This week, the Taylor Swift of boxing himself, Cam F. Awesome stops by to chat boxing, the importance of getting whooped, why the news is a total bummer, the God question, and what he has in common with Plato. This is by far the most casual episode of the show, it was great to have Cam on. The quality was a little bit buggy this time, which is an equipment error I'm lining out now. Cam Awesome is a boxer with a slew of titles, as well as a comedian, speaker, and a surprisingly good guy to talk to. You can check out Cam's podcast here: https://itunes.apple.com/us/podcast/awesome-talks/id1210572685?mt=2, and his twitter here: https://twitter.com/camfawesome?lang=en

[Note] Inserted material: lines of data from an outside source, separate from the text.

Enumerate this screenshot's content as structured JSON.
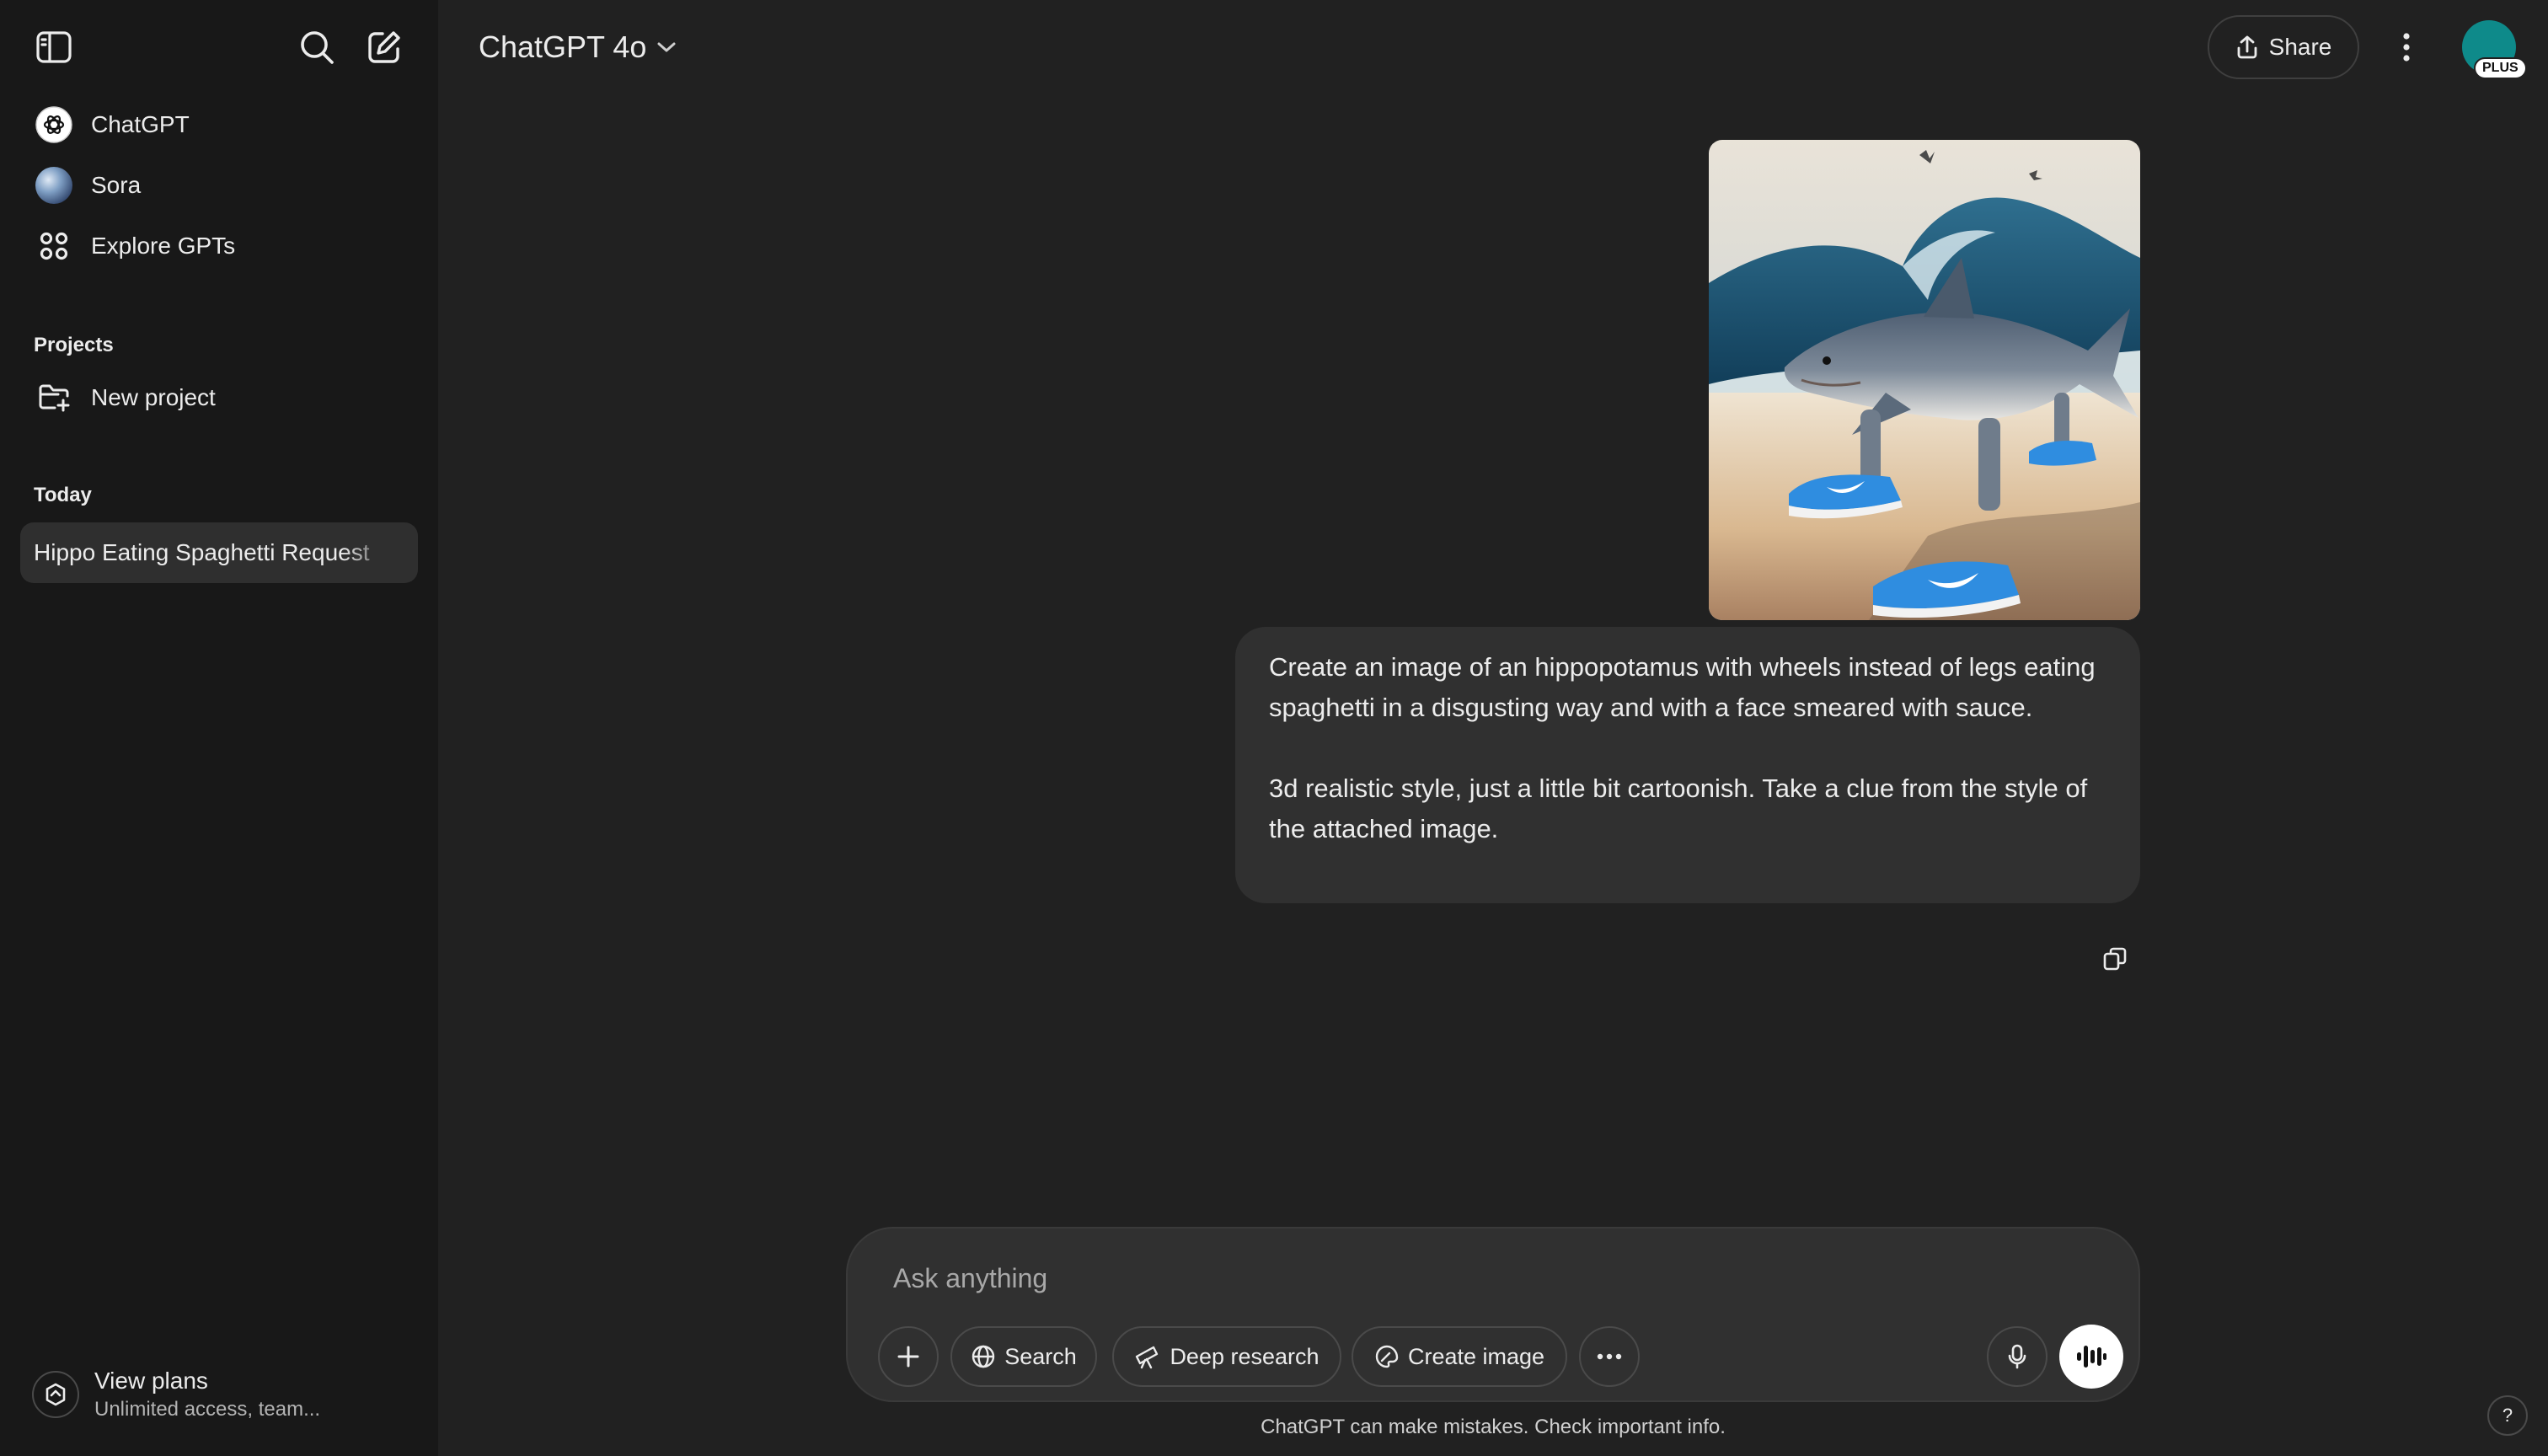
{
  "sidebar": {
    "nav": [
      {
        "label": "ChatGPT",
        "icon": "openai-logo-icon"
      },
      {
        "label": "Sora",
        "icon": "sora-orb-icon"
      },
      {
        "label": "Explore GPTs",
        "icon": "grid-icon"
      }
    ],
    "projects_heading": "Projects",
    "new_project_label": "New project",
    "today_heading": "Today",
    "history": [
      {
        "title": "Hippo Eating Spaghetti Request",
        "active": true
      }
    ],
    "view_plans": {
      "title": "View plans",
      "subtitle": "Unlimited access, team..."
    }
  },
  "header": {
    "model": "ChatGPT 4o",
    "share_label": "Share",
    "badge": "PLUS",
    "avatar_color": "#0e8a8a"
  },
  "conversation": {
    "attachment": {
      "kind": "image",
      "description_icon": "shark-in-sneakers-image"
    },
    "user_message": [
      "Create an image of an hippopotamus with wheels instead of legs eating spaghetti in a disgusting way and with a face smeared with sauce.",
      "3d realistic style, just a little bit cartoonish. Take a clue from the style of the attached image."
    ]
  },
  "composer": {
    "placeholder": "Ask anything",
    "tools": {
      "search": "Search",
      "deep_research": "Deep research",
      "create_image": "Create image"
    }
  },
  "footer": {
    "disclaimer": "ChatGPT can make mistakes. Check important info.",
    "help": "?"
  },
  "colors": {
    "background": "#212121",
    "sidebar": "#181818",
    "bubble": "#303030",
    "text": "#ececec"
  }
}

If you care about freedom of speech, civil liberties, activism, the right to call an officer of the law a name unbecoming of his mother (not that you should do such a thing), or think that the LGBTQ community deserves the same basic rights as anyone else, then you may have heard of Ray Hill. This is one of a few recordings we did. This week Ray talks about activism and ways we can get involved in making Houston a better place to live. Also discussed, is his experience leaving a career as an evangelist (a topic covered more in a future episode), and coming out of the closet as a gay man who would later become an important part of Houston's LGBTQ community. Soon we will put up Ray's story of being a Christian evangelist and what led him to leave that profession. Ray Hill is a treasure and I'm lucky to have had him as a guest. If you have not I have his CV attached at the end of this post: Sorry for the length but it is worth the read to understand just how much of an honor it is to have him in Houston and as my guest. Seventy-six year old native Houstonian. Graduated from Galena Park Public Schools; Attended Steven F Austin State University, University of Houston, Tulane University, New Orleans, no degrees. Came out as a gay man to my family and at Galena Park High School in [...]